[WHAT TO PRODUCE]: What is the number of lines in the data holding the word "Custom"? Give that number by itself.

[Interface dataset entries]
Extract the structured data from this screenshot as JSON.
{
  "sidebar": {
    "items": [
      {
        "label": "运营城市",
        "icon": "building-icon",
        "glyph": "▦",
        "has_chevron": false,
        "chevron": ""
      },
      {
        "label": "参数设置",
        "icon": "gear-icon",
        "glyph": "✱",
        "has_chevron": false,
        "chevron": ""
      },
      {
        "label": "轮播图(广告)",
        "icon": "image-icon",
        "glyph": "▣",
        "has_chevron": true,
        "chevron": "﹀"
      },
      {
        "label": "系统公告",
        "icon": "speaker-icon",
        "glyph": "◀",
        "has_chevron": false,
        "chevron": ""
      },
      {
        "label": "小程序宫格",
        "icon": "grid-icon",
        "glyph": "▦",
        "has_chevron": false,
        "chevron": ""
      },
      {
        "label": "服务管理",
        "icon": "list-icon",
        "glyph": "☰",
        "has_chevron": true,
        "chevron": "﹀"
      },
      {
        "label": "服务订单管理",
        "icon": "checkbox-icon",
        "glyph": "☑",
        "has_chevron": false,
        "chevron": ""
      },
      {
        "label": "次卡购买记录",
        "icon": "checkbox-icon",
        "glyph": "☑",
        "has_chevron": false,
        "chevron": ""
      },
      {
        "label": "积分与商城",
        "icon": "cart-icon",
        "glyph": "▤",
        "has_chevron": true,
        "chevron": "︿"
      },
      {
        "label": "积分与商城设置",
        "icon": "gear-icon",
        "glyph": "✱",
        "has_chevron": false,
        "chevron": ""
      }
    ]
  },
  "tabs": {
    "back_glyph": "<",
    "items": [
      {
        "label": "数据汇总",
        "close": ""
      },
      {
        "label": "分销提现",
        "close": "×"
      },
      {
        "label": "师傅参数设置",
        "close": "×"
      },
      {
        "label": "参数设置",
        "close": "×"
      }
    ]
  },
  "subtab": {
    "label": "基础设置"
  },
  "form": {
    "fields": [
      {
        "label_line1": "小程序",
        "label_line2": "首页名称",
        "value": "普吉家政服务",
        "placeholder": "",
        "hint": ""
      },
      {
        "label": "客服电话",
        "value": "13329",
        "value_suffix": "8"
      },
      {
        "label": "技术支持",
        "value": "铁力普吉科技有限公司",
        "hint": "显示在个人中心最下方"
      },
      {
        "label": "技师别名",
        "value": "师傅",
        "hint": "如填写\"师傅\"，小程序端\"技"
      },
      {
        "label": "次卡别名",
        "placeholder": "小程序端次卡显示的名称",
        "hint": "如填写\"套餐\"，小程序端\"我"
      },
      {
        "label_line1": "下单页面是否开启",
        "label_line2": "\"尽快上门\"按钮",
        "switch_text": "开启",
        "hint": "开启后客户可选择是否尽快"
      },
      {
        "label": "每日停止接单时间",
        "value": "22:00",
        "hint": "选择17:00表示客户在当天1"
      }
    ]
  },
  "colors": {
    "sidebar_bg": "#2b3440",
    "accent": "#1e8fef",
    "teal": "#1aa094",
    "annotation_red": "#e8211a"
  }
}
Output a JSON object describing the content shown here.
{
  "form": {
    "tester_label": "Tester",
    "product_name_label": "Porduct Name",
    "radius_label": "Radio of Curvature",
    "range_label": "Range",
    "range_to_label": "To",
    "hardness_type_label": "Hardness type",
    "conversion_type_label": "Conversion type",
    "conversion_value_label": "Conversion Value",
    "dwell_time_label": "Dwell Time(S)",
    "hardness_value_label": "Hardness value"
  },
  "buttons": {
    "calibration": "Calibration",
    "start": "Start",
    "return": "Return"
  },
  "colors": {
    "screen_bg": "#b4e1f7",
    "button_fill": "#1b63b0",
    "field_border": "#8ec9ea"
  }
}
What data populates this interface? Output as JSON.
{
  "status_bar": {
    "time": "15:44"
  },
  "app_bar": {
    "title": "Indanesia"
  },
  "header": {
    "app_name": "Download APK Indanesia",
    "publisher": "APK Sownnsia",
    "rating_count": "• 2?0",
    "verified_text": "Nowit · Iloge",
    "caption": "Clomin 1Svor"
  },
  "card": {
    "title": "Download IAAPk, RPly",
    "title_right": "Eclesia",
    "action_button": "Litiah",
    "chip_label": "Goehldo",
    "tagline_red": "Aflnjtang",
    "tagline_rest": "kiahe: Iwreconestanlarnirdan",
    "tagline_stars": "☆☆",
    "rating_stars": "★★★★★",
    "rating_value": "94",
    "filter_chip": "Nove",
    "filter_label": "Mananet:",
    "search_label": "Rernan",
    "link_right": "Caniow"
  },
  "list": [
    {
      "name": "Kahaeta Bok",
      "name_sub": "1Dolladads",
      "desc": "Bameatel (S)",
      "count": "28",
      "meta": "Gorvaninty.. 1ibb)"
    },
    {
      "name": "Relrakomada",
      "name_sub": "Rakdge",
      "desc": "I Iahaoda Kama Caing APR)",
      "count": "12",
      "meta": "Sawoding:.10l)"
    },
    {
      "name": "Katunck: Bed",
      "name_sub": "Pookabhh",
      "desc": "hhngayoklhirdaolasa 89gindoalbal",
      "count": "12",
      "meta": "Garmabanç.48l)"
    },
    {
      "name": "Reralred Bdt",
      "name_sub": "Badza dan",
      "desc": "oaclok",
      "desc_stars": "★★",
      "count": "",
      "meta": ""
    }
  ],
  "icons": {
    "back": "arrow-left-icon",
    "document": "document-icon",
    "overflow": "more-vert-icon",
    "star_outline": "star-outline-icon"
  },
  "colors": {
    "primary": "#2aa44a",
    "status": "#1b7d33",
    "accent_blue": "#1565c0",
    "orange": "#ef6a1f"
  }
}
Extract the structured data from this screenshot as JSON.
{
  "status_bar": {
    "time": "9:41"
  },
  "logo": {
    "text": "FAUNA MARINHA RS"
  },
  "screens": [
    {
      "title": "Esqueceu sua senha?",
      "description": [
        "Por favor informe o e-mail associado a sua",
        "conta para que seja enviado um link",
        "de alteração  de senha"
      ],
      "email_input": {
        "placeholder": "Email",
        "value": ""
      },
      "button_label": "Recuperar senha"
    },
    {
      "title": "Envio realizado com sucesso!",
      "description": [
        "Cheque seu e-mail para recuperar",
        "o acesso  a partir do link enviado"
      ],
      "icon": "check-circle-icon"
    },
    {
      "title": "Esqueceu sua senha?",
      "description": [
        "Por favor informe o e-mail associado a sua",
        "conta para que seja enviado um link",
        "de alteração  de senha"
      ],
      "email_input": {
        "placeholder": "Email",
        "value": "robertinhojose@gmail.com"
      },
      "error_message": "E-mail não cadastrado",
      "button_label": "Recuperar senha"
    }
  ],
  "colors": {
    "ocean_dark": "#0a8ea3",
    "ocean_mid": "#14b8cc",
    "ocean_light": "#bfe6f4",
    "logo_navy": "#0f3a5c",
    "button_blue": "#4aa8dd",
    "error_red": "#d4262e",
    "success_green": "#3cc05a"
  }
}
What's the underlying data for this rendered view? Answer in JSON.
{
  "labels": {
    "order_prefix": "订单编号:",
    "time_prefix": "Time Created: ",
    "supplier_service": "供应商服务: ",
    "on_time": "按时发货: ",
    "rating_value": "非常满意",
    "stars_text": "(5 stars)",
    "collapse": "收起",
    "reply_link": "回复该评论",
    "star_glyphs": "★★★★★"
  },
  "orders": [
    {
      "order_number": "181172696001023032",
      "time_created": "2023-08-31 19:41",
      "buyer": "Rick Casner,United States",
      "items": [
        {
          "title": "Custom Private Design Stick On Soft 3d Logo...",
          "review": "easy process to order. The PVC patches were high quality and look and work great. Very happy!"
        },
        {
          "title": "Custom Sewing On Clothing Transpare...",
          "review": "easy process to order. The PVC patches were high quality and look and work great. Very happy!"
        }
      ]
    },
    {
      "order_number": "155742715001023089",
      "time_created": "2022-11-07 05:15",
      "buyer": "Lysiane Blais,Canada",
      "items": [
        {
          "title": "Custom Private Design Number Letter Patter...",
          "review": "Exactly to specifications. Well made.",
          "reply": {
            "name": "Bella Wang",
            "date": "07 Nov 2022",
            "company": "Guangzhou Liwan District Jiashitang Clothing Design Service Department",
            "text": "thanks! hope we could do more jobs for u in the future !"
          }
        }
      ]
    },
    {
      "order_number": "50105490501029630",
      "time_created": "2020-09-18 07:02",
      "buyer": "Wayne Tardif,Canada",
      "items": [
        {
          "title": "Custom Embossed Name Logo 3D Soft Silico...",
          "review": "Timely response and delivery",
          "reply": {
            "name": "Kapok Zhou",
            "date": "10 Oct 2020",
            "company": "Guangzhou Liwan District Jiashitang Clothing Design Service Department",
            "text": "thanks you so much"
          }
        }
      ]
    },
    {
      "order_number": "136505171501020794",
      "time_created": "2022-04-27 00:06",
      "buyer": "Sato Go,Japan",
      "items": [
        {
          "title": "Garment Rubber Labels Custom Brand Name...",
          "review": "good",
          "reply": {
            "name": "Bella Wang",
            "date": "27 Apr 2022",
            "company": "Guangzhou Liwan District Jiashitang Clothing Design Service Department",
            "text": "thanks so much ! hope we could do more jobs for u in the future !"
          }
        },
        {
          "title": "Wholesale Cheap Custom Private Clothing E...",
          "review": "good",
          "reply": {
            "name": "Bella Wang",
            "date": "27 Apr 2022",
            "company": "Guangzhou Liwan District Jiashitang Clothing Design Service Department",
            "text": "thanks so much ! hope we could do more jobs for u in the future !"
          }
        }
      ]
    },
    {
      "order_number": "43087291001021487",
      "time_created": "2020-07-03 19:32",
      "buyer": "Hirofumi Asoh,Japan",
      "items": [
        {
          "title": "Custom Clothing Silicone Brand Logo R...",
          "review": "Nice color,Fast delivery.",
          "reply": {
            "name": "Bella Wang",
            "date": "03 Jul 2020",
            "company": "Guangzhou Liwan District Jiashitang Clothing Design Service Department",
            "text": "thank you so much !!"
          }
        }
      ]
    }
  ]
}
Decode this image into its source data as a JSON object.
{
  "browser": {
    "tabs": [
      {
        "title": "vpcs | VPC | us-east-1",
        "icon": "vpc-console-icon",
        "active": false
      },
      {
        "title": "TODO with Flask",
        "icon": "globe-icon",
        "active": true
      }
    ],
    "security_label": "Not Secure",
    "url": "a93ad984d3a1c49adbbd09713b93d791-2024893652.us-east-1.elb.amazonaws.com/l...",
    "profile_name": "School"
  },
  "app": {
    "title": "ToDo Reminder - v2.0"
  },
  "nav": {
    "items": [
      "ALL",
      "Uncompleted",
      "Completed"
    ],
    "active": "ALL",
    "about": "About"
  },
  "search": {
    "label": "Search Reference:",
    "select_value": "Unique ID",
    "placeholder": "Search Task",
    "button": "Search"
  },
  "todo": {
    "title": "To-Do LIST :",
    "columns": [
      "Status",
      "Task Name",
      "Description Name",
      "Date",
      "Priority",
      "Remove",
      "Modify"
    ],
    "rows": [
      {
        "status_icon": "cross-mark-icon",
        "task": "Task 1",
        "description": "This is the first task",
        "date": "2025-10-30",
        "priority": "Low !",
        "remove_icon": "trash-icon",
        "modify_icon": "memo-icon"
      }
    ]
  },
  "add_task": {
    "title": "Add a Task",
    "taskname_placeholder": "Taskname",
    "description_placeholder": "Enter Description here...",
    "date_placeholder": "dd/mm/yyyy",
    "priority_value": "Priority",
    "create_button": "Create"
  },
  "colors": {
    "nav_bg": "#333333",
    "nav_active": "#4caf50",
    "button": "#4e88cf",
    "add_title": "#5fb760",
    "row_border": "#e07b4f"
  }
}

[WRITTEN REPLY]: 7